Take every line in the entries that includes the word "Properties" and copy it.

### App and web page records
· · · ·

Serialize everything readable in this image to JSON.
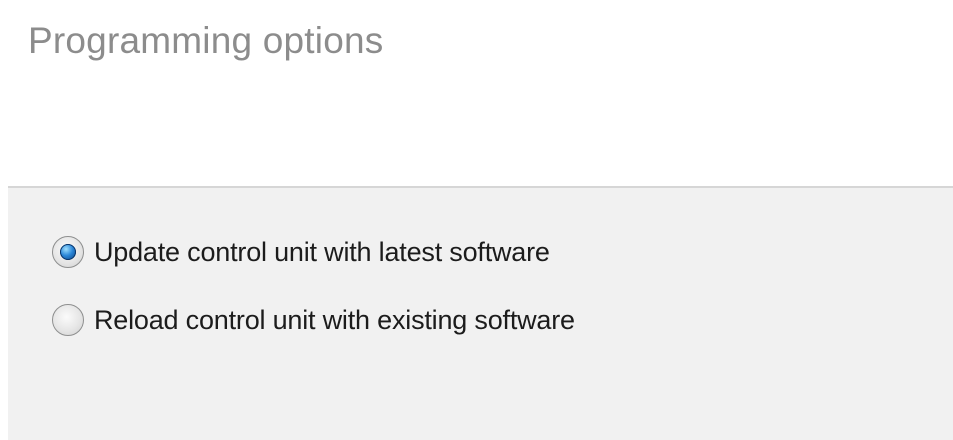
{
  "page": {
    "title": "Programming options"
  },
  "options": [
    {
      "label": "Update control unit with latest software",
      "selected": true
    },
    {
      "label": "Reload control unit with existing software",
      "selected": false
    }
  ],
  "colors": {
    "title": "#8c8c8c",
    "panel_background": "#f1f1f1",
    "divider": "#d6d6d6",
    "radio_selected": "#2a86d8"
  },
  "icons": {
    "selected": "radio-selected-icon",
    "unselected": "radio-unselected-icon"
  }
}
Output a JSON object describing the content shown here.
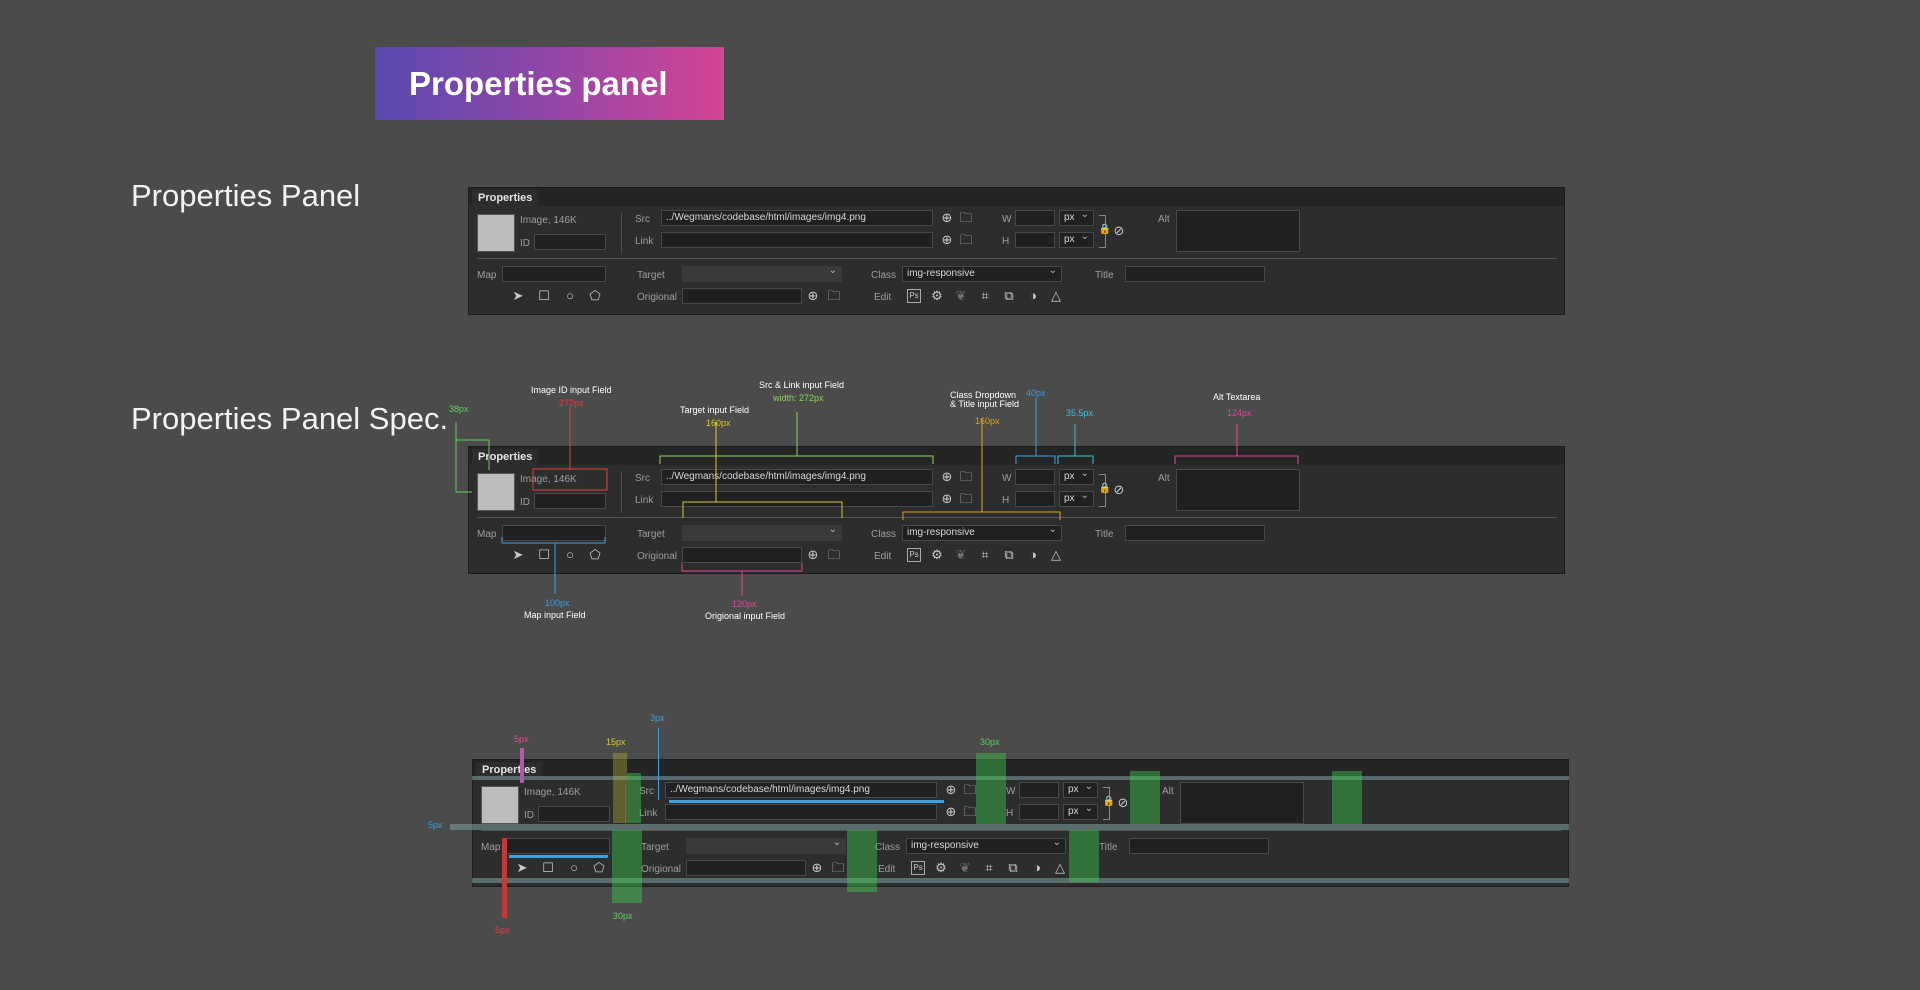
{
  "banner": {
    "title": "Properties panel"
  },
  "sections": {
    "panel": "Properties Panel",
    "spec": "Properties Panel Spec."
  },
  "panel": {
    "tab": "Properties",
    "image_info": "Image, 146K",
    "id_label": "ID",
    "src_label": "Src",
    "src_value": "../Wegmans/codebase/html/images/img4.png",
    "link_label": "Link",
    "w_label": "W",
    "h_label": "H",
    "unit": "px",
    "alt_label": "Alt",
    "map_label": "Map",
    "target_label": "Target",
    "original_label": "Origional",
    "class_label": "Class",
    "class_value": "img-responsive",
    "title_label": "Title",
    "edit_label": "Edit",
    "ps_label": "Ps",
    "icons": [
      "crosshair-icon",
      "folder-icon",
      "lock-icon",
      "no-icon",
      "pointer-icon",
      "rect-hotspot-icon",
      "circle-hotspot-icon",
      "polygon-hotspot-icon",
      "gear-icon",
      "optimize-icon",
      "crop-icon",
      "resample-icon",
      "brightness-icon",
      "sharpen-icon"
    ]
  },
  "spec_annotations": {
    "thumb_size": "38px",
    "image_id_title": "Image ID input Field",
    "image_id_size": "272px",
    "target_title": "Target input Field",
    "target_size": "160px",
    "src_link_title": "Src & Link input Field",
    "src_link_size": "width: 272px",
    "class_title_line1": "Class Dropdown",
    "class_title_line2": "& Title input Field",
    "class_title_size": "160px",
    "wh_size": "40px",
    "unit_size": "35.5px",
    "alt_title": "Alt Textarea",
    "alt_size": "124px",
    "map_size": "100px",
    "map_title": "Map input Field",
    "original_size": "120px",
    "original_title": "Origional input Field"
  },
  "spacing_annotations": {
    "gap_5a": "5px",
    "gap_15": "15px",
    "gap_3": "3px",
    "gap_30a": "30px",
    "row_gap": "5px",
    "gap_30b": "30px",
    "gap_5b": "5px"
  }
}
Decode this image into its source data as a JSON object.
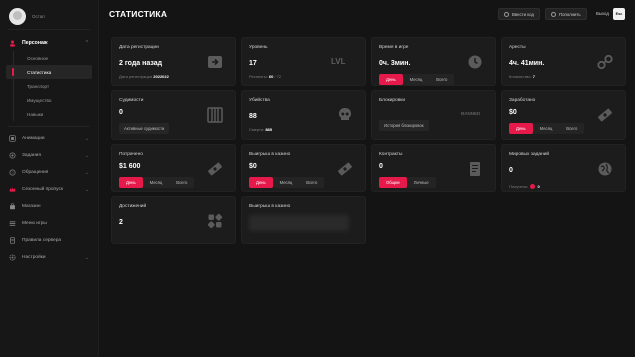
{
  "user": {
    "name": "Остап"
  },
  "sidebar": {
    "personal": {
      "label": "Персонаж",
      "items": [
        "Основное",
        "Статистика",
        "Транспорт",
        "Имущество",
        "Навыки"
      ]
    },
    "items": [
      {
        "label": "Анимации",
        "icon": "animation-icon"
      },
      {
        "label": "Задания",
        "icon": "tasks-icon"
      },
      {
        "label": "Обращения",
        "icon": "support-icon"
      },
      {
        "label": "Сезонный пропуск",
        "icon": "crown-icon"
      },
      {
        "label": "Магазин",
        "icon": "shop-icon"
      },
      {
        "label": "Меню игры",
        "icon": "menu-icon"
      },
      {
        "label": "Правила сервера",
        "icon": "rules-icon"
      },
      {
        "label": "Настройки",
        "icon": "settings-icon"
      }
    ]
  },
  "header": {
    "title": "СТАТИСТИКА",
    "redeem_code": "Ввести код",
    "top_up": "Пополнить",
    "exit_label": "Выход",
    "exit_key": "Esc"
  },
  "period": {
    "day": "День",
    "month": "Месяц",
    "all": "Всего"
  },
  "cards": {
    "reg": {
      "label": "Дата регистрации",
      "value": "2 года назад",
      "sub_prefix": "Дата регистрации",
      "sub_value": "2022022"
    },
    "level": {
      "label": "Уровень",
      "value": "17",
      "sub_prefix": "Респекты:",
      "sub_value": "60",
      "sub_suffix": "/ 72",
      "deco": "LVL"
    },
    "time": {
      "label": "Время в игре",
      "value": "0ч. 3мин."
    },
    "arrests": {
      "label": "Аресты",
      "value": "4ч. 41мин.",
      "sub_prefix": "Количество:",
      "sub_value": "7"
    },
    "convictions": {
      "label": "Судимости",
      "value": "0",
      "pill": "Активные судимости"
    },
    "kills": {
      "label": "Убийства",
      "value": "88",
      "sub_prefix": "Смерти:",
      "sub_value": "885"
    },
    "bans": {
      "label": "Блокировки",
      "pill": "История блокировок",
      "deco": "BANNED"
    },
    "earned": {
      "label": "Заработано",
      "value": "$0"
    },
    "spent": {
      "label": "Потрачено",
      "value": "$1 600"
    },
    "casino": {
      "label": "Выигрыш в казино",
      "value": "$0"
    },
    "contracts": {
      "label": "Контракты",
      "value": "0",
      "seg_common": "Общие",
      "seg_personal": "Личные"
    },
    "world": {
      "label": "Мировых заданий",
      "value": "0",
      "sub_prefix": "Получено:",
      "sub_value": "0"
    },
    "achievements": {
      "label": "Достижений",
      "value": "2"
    },
    "hidden": {
      "label": "Выигрыш в казино"
    }
  },
  "colors": {
    "accent": "#e6194b",
    "bg": "#141414",
    "card": "#1c1c1c"
  }
}
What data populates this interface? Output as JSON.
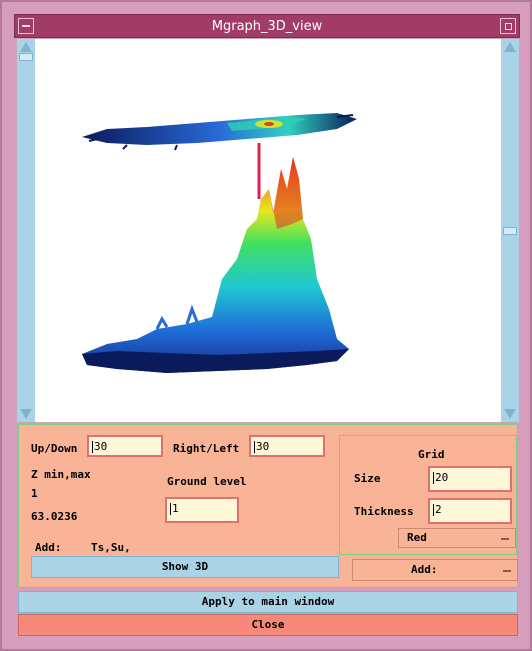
{
  "window": {
    "title": "Mgraph_3D_view"
  },
  "controls": {
    "updown_label": "Up/Down",
    "updown_value": "30",
    "rightleft_label": "Right/Left",
    "rightleft_value": "30",
    "zminmax_label": "Z min,max",
    "zmin_value": "1",
    "zmax_value": "63.0236",
    "ground_label": "Ground level",
    "ground_value": "1",
    "add_label": "Add:",
    "add_value": "Ts,Su,",
    "show3d_label": "Show 3D"
  },
  "grid": {
    "title": "Grid",
    "size_label": "Size",
    "size_value": "20",
    "thickness_label": "Thickness",
    "thickness_value": "2",
    "color_value": "Red",
    "add_dropdown_label": "Add:"
  },
  "footer": {
    "apply_label": "Apply to main window",
    "close_label": "Close"
  },
  "colors": {
    "title_bar": "#a03c65",
    "panel": "#f9b497",
    "blue_button": "#aad3e6",
    "close_button": "#f7897b",
    "field_border": "#e07070"
  }
}
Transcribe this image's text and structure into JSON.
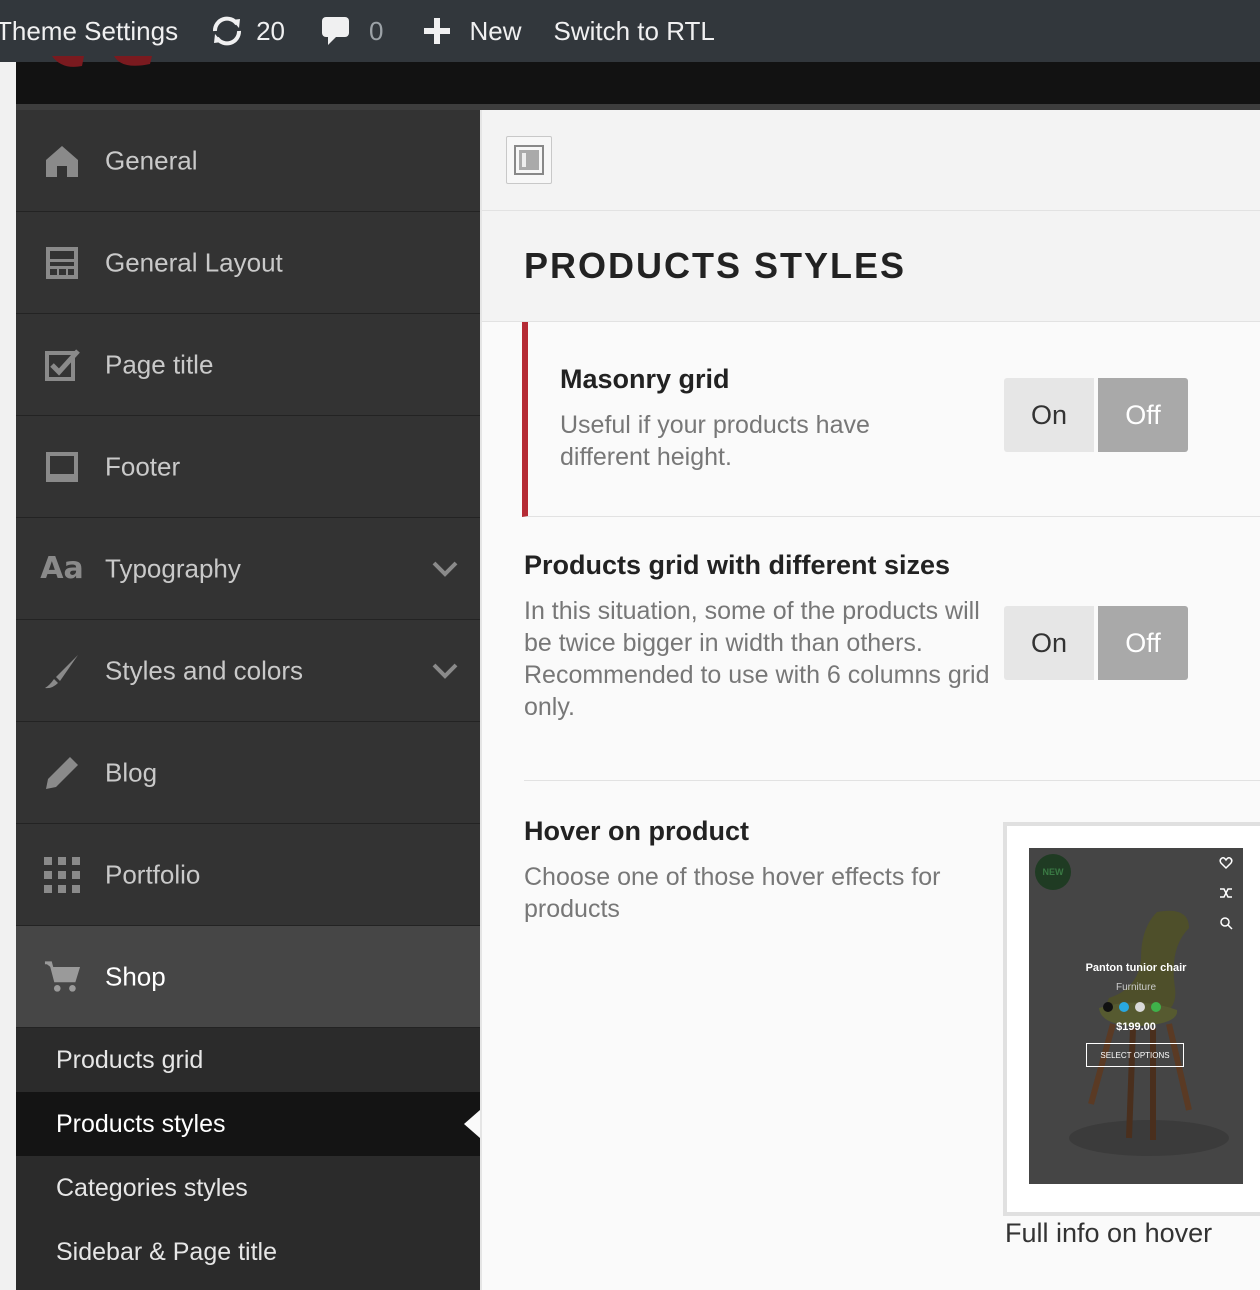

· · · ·

### Problem solution
    "title": "Properties panel"
    "panel": "Properties Panel",
    "spec": "Properties Panel Spec."
    "tab": "Properties",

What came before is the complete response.